2008

Document Type

Thesis

Degree Name

Master of Science (MS)

Degree Program

Communication and Media

Department

College of Communication and Design

First Advisor

Valeria Fabj

Second Advisor

Carol Watson

Third Advisor

Erika Grodzki

Abstract

This paper focuses on the rhetoric contained within the lyrics and spoken words of the band Oasis. The paper argues that the style of rhetoric can be directly related to the level of success of the music within two different regions. The regions within the context of this paper are the UK and the US. However, the study also stresses that in order for rhetoric to have such an effect; there must also be other contributing factors. The study uses rhetorical analysis as the primary method of research. By analyzing the rhetoric of the lyrics and spoken words and also considering the genre of the music and the timing of each album, the study aims to provide answers about the varying levels of success between the UK and the US. The study analyzes the cultural differences between the US and UK and applies the 'Lacuna Theory' along with cultural concepts as theorized by Edward Hall as its core cultural theoretical focus. The 'Lacuna Theory' plays a lead role in cross culture communication and the study believes that there is relevance between this theory and the rhetoric being analyzed. The study argues that there are great differences in culture between the UK and the US. These differences influence how each culture receives music as a message and interprets what is being received. The study is relevant to the field of communication with reference to rhetoric and that cultural aspects of communication remain prevalent in modern day mass communication.

Share

COinS
 
 

To view the content in your browser, please download Adobe Reader or, alternately,
you may Download the file to your hard drive.
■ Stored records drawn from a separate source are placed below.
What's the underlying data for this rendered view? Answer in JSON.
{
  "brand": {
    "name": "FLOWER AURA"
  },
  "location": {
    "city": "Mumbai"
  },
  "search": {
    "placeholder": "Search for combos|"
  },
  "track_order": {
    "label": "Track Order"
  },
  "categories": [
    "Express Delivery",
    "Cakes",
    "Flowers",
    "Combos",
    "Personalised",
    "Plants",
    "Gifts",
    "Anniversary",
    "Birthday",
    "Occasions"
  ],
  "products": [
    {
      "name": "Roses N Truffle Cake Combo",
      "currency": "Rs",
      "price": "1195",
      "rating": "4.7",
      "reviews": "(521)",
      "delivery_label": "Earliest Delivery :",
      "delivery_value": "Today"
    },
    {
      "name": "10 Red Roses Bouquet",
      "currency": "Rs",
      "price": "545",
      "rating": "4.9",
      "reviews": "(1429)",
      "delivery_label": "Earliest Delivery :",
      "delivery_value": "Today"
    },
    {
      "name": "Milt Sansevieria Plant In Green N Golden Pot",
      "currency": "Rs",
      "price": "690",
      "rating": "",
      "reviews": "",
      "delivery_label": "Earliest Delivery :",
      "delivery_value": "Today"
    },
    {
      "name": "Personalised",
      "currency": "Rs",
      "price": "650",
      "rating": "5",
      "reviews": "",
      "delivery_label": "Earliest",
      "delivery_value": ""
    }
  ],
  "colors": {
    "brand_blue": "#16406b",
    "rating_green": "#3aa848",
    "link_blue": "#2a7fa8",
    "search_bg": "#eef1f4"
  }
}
NOTE: The latest versions of Adobe Reader do not support viewing PDF files within Firefox on Mac OS and if you are using a modern (Intel) Mac, there is no official plugin for viewing PDF files within the browser window.